Task to carry out
Copy all lines below that use the word "Total".

^^^^

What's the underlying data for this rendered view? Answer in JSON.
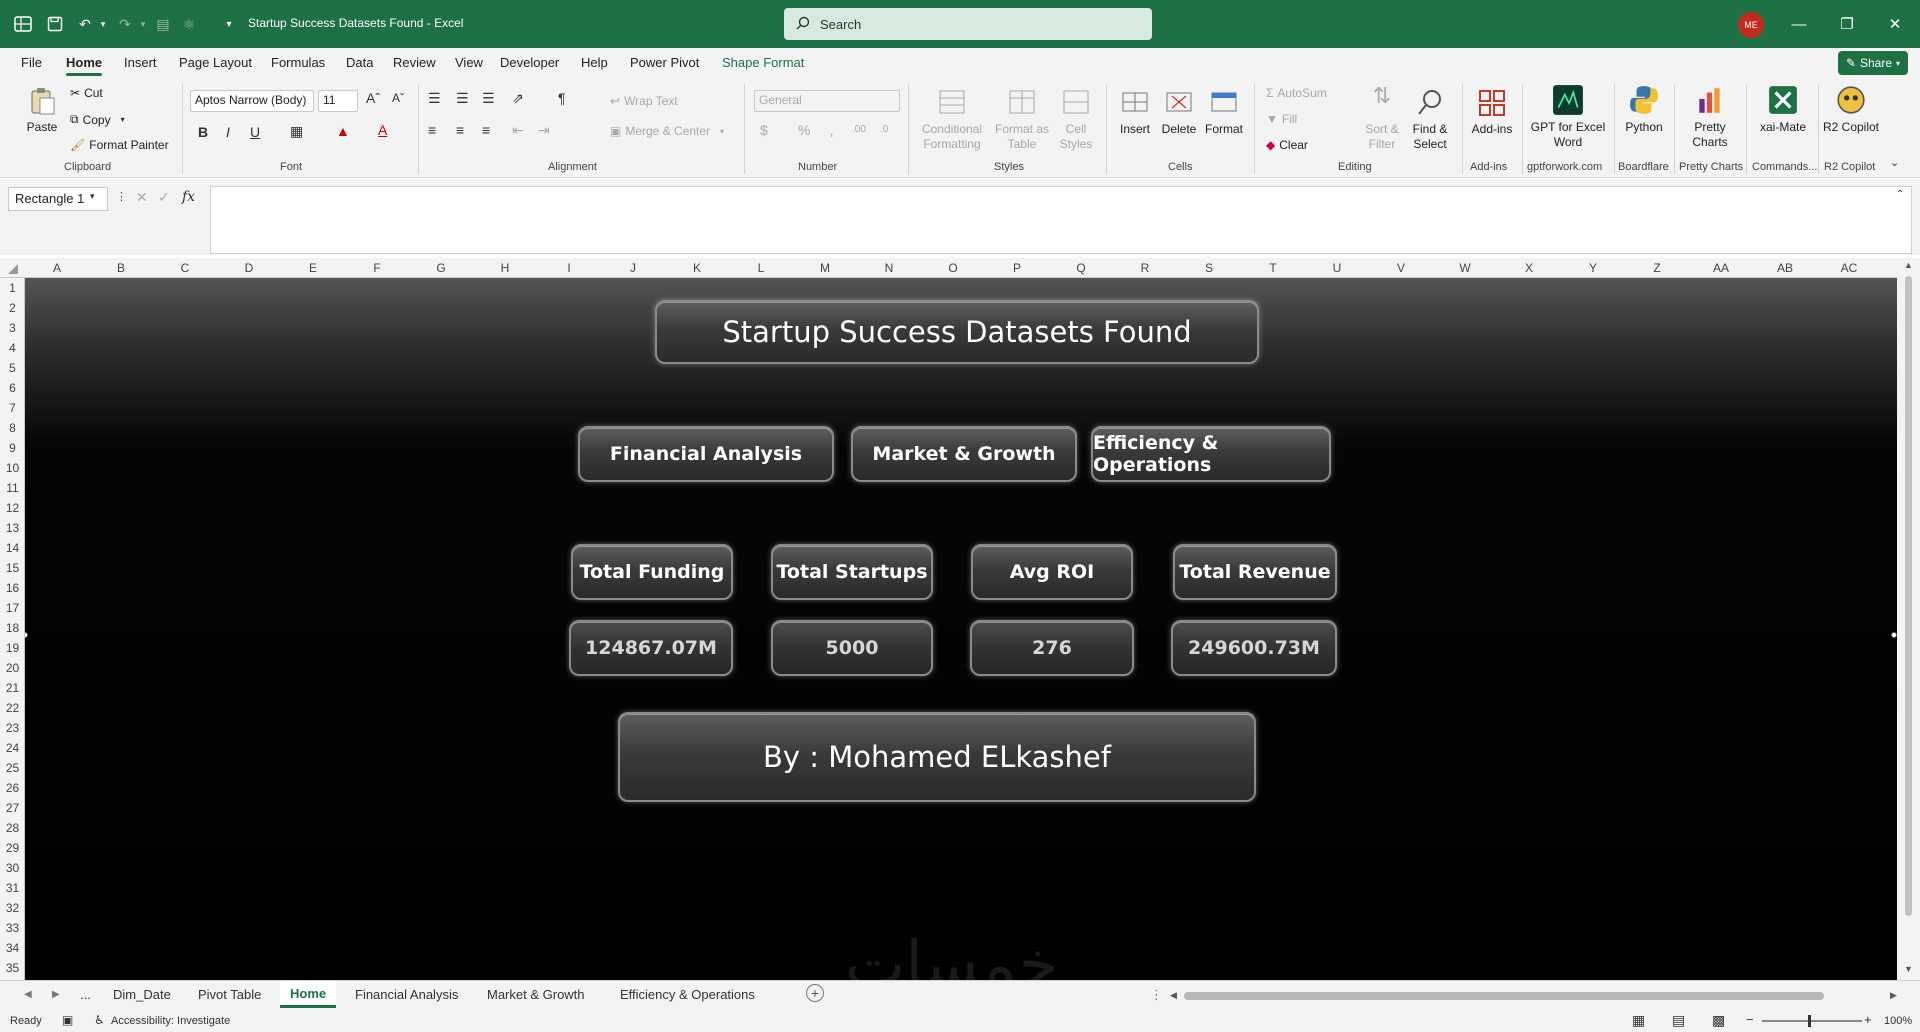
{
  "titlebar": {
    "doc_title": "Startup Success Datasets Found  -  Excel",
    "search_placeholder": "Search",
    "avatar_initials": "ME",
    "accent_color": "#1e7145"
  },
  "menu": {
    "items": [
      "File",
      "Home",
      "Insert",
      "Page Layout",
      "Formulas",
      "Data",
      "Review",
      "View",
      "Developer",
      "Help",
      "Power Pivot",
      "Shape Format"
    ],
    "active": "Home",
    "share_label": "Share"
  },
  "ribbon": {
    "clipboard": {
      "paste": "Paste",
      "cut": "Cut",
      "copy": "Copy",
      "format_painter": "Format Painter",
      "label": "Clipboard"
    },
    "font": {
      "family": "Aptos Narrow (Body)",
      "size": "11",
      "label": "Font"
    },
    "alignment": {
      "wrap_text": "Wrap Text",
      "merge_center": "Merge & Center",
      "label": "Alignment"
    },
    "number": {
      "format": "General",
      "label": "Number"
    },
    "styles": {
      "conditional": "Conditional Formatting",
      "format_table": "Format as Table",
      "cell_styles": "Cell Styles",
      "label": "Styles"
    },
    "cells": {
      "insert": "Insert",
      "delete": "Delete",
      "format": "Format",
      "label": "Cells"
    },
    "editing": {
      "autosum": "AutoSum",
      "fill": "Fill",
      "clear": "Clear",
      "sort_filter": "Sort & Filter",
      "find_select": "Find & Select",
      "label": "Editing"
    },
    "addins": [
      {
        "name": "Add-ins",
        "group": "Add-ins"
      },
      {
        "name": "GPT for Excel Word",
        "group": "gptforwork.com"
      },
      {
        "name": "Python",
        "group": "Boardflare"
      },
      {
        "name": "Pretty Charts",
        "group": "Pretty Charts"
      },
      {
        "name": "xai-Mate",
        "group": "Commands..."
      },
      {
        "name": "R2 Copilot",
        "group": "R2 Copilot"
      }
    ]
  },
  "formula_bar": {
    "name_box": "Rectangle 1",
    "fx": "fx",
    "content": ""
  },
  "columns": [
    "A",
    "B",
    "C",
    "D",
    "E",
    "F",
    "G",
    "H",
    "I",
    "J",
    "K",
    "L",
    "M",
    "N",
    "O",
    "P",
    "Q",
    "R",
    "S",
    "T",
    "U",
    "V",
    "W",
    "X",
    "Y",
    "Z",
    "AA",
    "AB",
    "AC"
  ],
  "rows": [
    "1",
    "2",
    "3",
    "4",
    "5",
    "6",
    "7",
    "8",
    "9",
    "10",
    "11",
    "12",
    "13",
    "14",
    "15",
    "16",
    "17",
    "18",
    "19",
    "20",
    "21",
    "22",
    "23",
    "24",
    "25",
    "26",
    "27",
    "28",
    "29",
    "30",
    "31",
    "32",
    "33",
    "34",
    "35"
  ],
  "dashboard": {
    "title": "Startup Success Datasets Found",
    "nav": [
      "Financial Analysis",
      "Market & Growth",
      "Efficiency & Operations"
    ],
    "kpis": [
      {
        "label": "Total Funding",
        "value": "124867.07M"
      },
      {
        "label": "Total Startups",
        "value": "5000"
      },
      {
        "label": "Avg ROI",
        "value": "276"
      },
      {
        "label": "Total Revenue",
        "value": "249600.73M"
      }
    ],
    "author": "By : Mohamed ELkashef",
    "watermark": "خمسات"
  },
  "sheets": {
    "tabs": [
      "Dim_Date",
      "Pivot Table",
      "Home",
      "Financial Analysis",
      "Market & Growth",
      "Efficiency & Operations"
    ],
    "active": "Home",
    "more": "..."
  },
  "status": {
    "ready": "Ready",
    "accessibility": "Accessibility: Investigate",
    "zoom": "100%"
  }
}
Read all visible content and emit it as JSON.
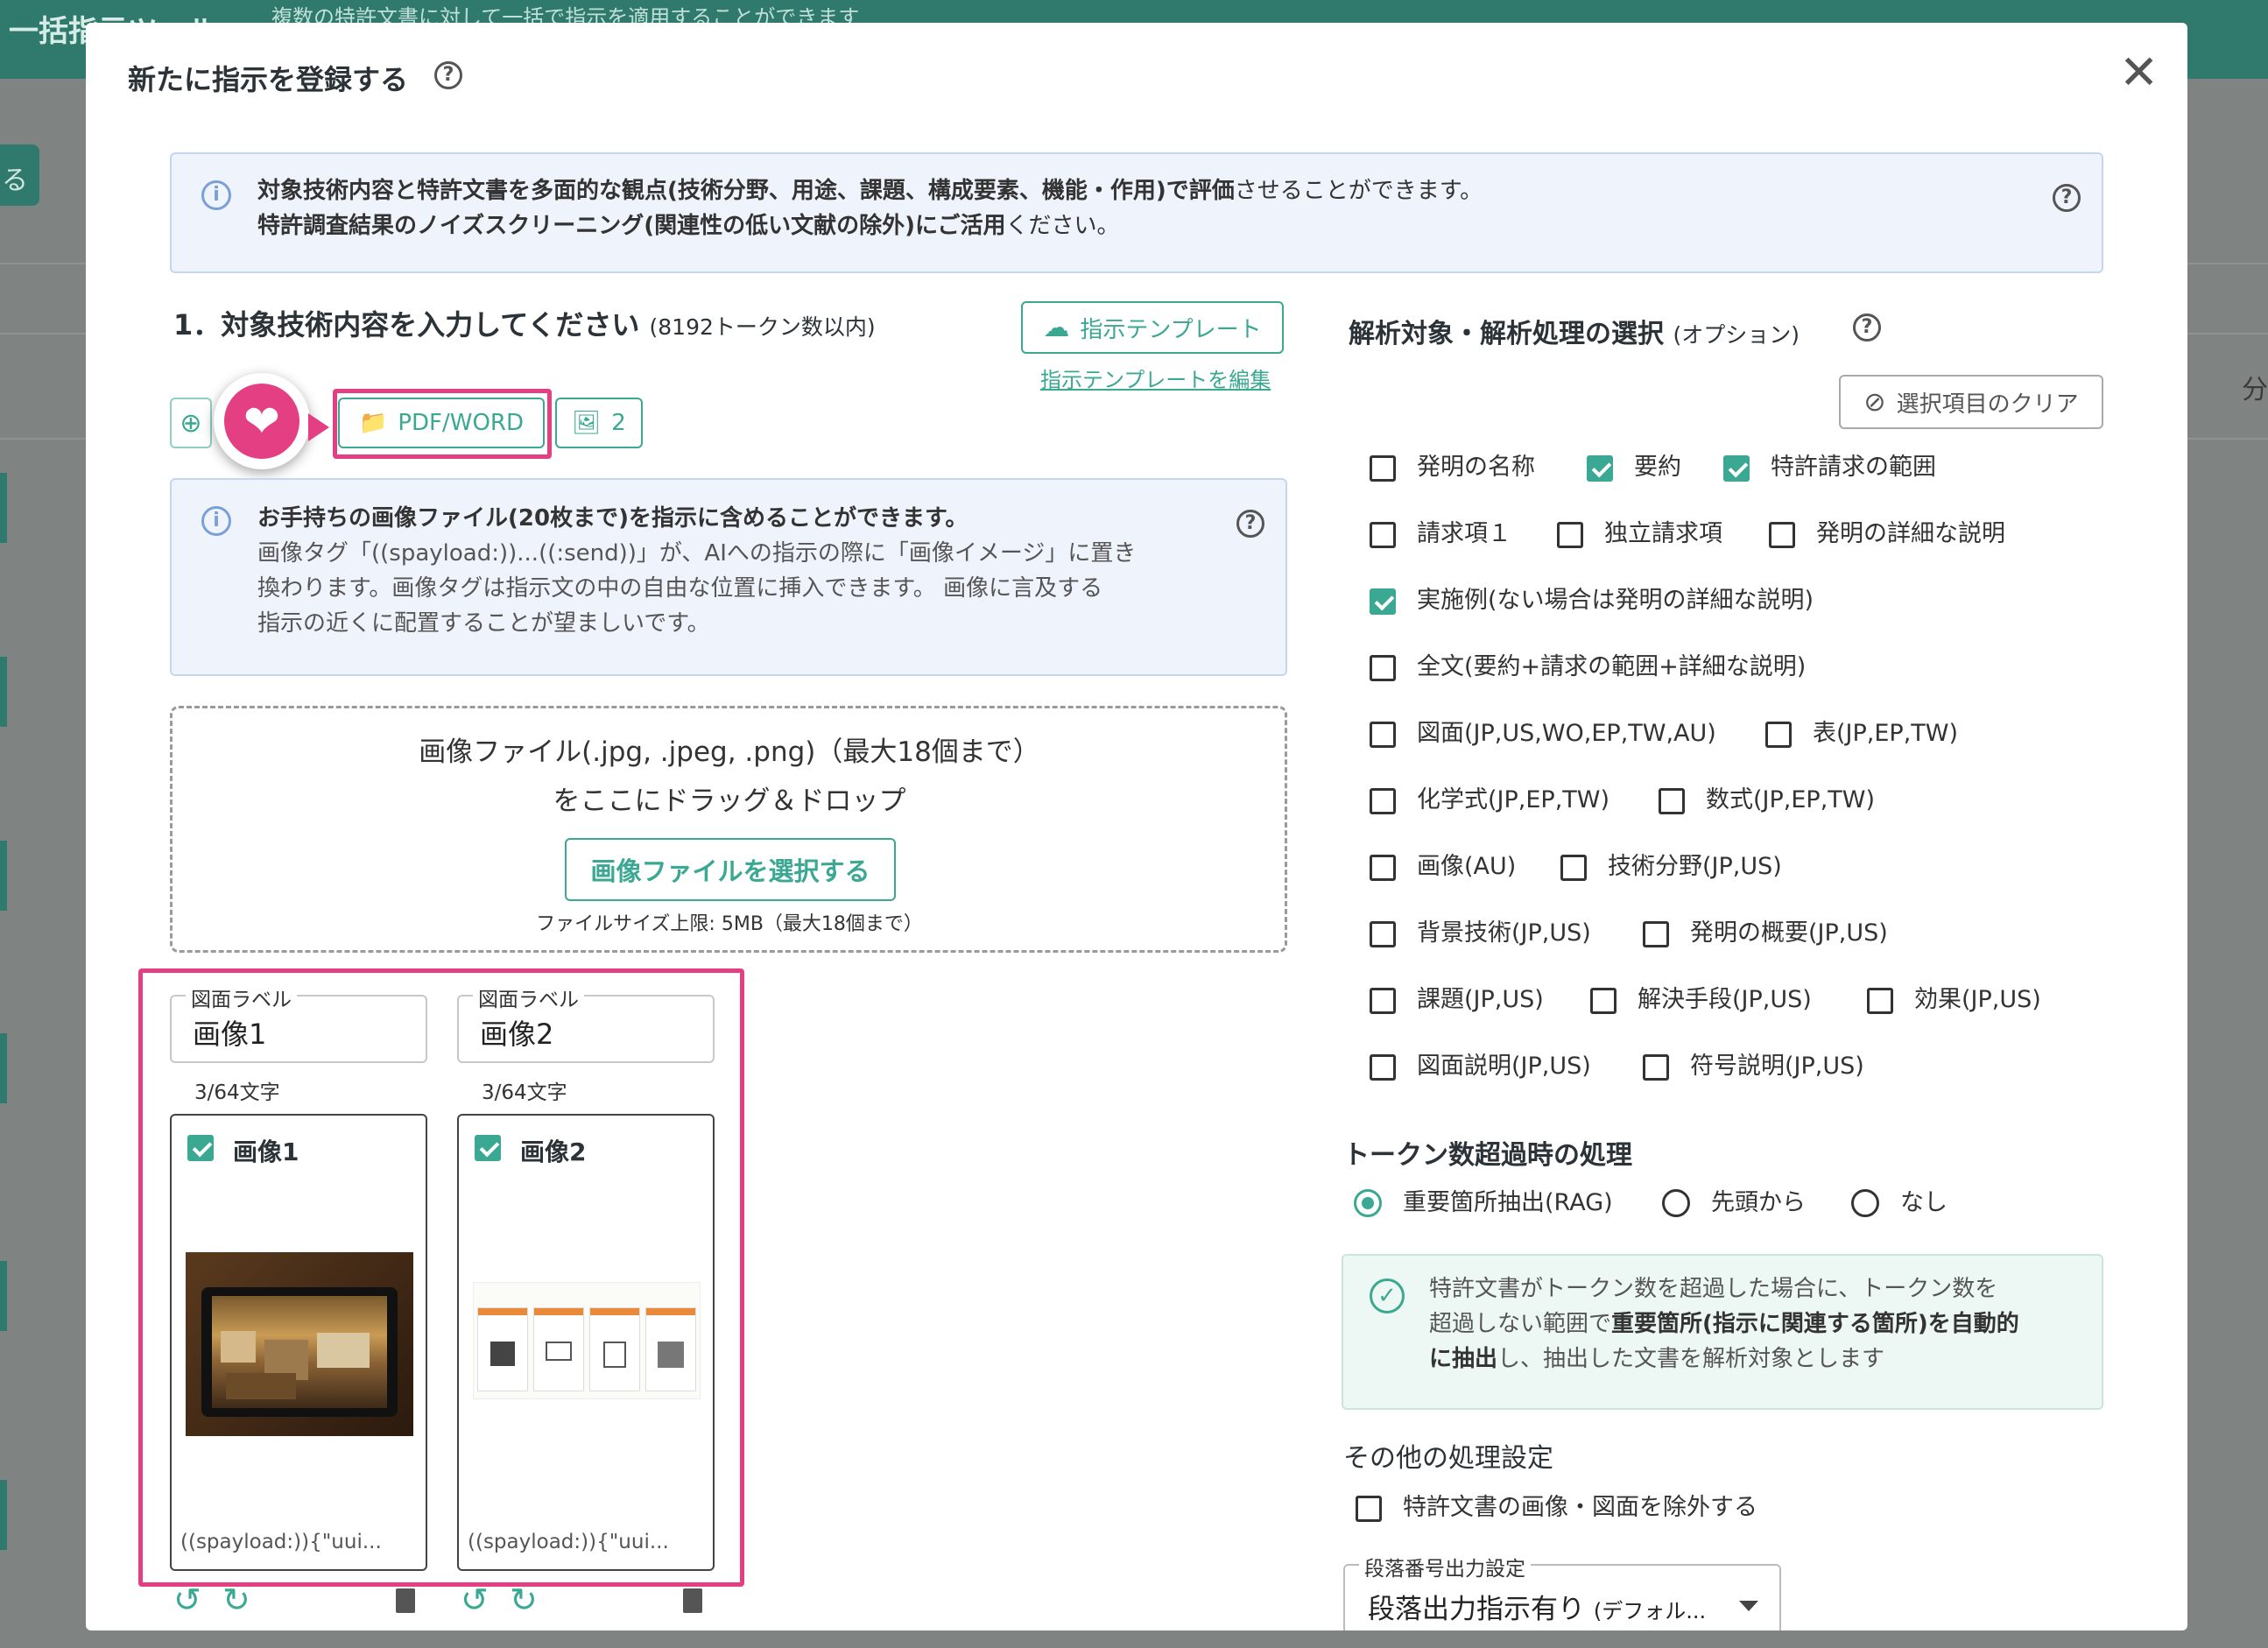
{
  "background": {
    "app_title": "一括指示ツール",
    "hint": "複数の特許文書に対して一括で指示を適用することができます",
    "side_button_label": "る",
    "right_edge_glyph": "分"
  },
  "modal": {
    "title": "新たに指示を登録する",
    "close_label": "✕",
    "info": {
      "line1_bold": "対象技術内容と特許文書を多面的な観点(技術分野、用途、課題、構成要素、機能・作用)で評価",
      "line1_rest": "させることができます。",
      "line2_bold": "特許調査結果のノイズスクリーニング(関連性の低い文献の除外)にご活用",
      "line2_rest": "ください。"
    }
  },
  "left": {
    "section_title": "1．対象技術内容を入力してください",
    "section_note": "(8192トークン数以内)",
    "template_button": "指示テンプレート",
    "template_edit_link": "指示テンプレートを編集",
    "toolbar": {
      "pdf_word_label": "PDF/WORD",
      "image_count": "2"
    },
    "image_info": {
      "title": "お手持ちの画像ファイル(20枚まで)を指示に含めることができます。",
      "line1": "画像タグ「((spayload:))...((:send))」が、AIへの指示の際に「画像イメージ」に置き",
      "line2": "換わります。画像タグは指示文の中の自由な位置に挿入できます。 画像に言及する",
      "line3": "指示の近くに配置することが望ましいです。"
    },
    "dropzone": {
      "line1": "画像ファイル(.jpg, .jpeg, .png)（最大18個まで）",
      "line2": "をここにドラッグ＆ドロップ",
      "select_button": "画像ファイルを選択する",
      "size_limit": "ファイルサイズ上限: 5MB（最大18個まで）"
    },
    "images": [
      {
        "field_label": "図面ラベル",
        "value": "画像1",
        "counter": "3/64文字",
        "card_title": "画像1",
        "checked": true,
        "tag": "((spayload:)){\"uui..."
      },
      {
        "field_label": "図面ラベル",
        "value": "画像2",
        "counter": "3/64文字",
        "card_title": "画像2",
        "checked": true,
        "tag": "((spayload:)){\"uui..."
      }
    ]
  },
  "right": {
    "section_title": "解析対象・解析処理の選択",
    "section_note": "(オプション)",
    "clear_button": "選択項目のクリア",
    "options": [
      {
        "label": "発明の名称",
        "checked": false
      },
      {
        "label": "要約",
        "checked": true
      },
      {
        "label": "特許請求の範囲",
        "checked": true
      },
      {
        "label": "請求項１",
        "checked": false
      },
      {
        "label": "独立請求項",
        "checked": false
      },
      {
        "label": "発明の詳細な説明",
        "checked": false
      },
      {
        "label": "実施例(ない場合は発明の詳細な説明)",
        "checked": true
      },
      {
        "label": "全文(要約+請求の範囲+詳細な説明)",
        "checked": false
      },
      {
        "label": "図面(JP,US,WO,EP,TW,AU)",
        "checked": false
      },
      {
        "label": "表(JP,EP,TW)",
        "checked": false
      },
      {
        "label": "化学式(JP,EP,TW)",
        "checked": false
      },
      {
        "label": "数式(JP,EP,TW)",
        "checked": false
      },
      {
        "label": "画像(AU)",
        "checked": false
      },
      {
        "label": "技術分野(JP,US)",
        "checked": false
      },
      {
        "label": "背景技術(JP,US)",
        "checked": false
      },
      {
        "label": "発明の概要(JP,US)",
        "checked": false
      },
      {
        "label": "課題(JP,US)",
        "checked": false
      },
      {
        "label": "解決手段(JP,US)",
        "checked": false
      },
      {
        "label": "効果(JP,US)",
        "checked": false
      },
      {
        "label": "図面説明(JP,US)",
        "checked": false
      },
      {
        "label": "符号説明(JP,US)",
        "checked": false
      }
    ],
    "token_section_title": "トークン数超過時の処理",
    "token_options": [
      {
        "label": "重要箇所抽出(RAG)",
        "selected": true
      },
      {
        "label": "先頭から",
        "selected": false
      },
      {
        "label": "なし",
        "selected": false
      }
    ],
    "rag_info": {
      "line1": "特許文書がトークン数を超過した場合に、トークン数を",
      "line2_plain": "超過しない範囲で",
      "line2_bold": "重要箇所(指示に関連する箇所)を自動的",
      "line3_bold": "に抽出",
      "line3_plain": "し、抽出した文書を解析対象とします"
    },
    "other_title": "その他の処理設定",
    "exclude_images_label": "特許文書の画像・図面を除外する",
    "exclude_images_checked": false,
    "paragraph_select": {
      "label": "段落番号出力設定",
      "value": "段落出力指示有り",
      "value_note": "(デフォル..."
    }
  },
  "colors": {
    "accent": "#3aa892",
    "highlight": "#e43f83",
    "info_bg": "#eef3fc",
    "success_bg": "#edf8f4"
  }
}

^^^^

Output of the task
        "label": "Total Funding",
        "label": "Total Startups",
        "label": "Total Revenue",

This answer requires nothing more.